On the Indian context, the report says that Indian oil and gas companies are likely to actively explore investment opportunities in shale gas globally, though this is unlikely to have any impact on improving the gas deficit scenario in India in the near term. The technical challenges and higher development costs will be the main constraints for exploration of shale gas in India.

Debasish Mishra, Senior Director, Deloitte in India said, "Although there is lot of excitement globally about new conventional gas finds and also developments in the shale gas front, shale is set to remain a largely regional resource over the next one to three years with an uncertain global impact due to the increased technical challenges and higher development costs of the resource." "We expect Indian oil and gas companies to actively explore investment opportunities globally," he added.

Shale Gas - A global or regional resource?
The success of North American shale gas has spurred interest in duplicating the results in other countries. However, according to the report these countries still have a long road ahead before they can begin to see the gas volumes and supporting infrastructure needed to dramatically lower domestic natural gas prices and create export opportunities.

Given the greater technical challenge of shale gas and higher development costs, exploitation of shale resources is not easily replicable in other markets. While some countries are making progress, over the next one to three years it will remain a largely regional resource with an uncertain impact on the global market past this timeframe.

LNG Pricing - The End of Oil Indexation?
Oil indexation will be one of several pricing approaches for LNG long-term contracts in Asia Pacific. As diverse supplies enter the LNG market over the next 12 months through to 2017, the dynamics of supply competition will drive transition away from contracts purely indexed to oil prices and at high oil price parity in the Asia Pacific region. A future mixture of contract pricing approaches: prices set lower from oil price parity, hybrid indexation, and full gas hub indexation.

Resource Nationalism - Entering a Period of Low Tide?
In the short term, resource nationalism will recede as new resource-rich countries seek to attract investment and access technology. Investors and global oil and gas companies view resource nationalism as an unmanageable risk. In the long term, resource nationalism will rise as countries progress through the stages of resource development and gain technological expertise.

National Oil Companies (NOCs) - Capturing the Playing Field NOCs are evolving their global expansion by competing for complex barrels. While the global expansion of NOCs is not a new story, the fact that expansion strategies differ between oil and gas is a recent and important development. NOCs have evolved from players focused on production in domestic oil resources to becoming interested in more complex barrels in unconventional oil, and also pursuing gas.

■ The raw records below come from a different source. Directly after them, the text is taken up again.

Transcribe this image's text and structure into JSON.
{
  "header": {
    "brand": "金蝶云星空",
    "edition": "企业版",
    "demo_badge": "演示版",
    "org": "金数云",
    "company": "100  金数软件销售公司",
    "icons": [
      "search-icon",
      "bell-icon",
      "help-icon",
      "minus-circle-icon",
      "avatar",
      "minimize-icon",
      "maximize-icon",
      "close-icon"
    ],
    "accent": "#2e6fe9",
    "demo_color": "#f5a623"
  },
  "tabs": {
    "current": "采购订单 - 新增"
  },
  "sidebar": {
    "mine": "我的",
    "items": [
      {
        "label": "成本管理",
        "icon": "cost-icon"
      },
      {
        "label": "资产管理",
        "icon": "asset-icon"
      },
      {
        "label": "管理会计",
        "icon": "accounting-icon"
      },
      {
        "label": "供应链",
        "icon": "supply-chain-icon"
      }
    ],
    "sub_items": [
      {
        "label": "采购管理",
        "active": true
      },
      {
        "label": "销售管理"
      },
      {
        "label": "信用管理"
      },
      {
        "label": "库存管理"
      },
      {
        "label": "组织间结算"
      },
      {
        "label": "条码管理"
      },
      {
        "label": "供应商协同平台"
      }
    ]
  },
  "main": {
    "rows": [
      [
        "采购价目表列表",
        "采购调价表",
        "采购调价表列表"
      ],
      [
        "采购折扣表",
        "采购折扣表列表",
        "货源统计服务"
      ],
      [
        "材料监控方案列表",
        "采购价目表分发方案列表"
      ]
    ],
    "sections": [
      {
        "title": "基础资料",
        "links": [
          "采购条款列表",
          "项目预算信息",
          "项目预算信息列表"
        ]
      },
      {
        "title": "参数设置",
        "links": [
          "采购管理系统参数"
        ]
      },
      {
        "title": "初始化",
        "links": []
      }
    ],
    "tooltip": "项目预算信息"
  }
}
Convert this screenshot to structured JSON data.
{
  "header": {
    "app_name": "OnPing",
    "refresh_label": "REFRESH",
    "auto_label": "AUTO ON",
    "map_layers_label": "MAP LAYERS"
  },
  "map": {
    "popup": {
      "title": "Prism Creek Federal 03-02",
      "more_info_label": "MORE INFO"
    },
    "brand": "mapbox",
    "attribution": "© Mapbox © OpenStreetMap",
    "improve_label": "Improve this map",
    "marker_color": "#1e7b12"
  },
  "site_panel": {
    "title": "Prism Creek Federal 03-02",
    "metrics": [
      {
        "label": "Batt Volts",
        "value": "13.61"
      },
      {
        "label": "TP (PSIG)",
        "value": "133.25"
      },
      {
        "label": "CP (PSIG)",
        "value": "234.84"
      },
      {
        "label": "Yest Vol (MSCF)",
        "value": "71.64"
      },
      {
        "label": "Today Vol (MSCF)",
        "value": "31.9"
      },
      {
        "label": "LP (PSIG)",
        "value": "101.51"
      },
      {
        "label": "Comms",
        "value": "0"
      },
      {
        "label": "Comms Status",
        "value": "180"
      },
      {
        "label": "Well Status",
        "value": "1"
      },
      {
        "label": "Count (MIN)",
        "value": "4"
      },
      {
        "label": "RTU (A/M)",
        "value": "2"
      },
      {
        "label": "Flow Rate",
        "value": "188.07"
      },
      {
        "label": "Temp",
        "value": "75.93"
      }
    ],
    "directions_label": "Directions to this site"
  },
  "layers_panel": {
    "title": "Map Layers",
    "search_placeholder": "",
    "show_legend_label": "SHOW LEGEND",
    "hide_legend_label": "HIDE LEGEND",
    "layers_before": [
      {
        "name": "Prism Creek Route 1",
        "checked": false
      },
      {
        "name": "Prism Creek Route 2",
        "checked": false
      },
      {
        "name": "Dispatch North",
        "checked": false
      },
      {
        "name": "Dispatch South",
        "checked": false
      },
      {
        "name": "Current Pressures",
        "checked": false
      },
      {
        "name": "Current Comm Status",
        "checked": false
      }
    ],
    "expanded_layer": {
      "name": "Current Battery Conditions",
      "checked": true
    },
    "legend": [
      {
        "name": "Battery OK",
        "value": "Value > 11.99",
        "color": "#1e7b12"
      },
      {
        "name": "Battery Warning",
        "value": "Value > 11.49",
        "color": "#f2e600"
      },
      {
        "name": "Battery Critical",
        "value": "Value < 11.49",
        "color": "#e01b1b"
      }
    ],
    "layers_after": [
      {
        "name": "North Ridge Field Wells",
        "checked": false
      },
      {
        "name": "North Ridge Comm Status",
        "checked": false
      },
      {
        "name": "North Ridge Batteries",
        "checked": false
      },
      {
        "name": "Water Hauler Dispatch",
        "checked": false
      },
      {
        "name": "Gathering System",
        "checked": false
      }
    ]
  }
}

Managing Market Complexity
The direction in which US medium-size integrated companies, supermajors, and NOCs have evolved shows that vertical integration, as the winning business model in the oil sector is far from becoming a market certainty. Instead, vertical integration largely depends on aligning company strengths and strategy with local and global market conditions. Deloitte's analysis indicates that uncertainty is very much the order of the day. How companies react to and deal with this uncertainty is changing the notion of a singular business model and giving rise to different business models.

"The global oil & gas industry has evolved to a point where market complexity is best managed through diversification of companies, partnerships, and flexible business models. As we look towards the next three to five years, what previously seemed more certain will become less so," said said Adi Karev, DTTL Global Leader, Oil and Gas.

"In fact, even the decade s primary gamechanger - shale gas- will likely have less of a definitive global impact and become a more regional resource, with certain countries able to export surplus gas via LNG. LNG pricing will become more complex using various pricing models; and the impact of LNG exports on the global market will depend on countries' resource policies, which ebbs and flows as production increases, making NOC and IOC partnerships grow in importance," Karev added.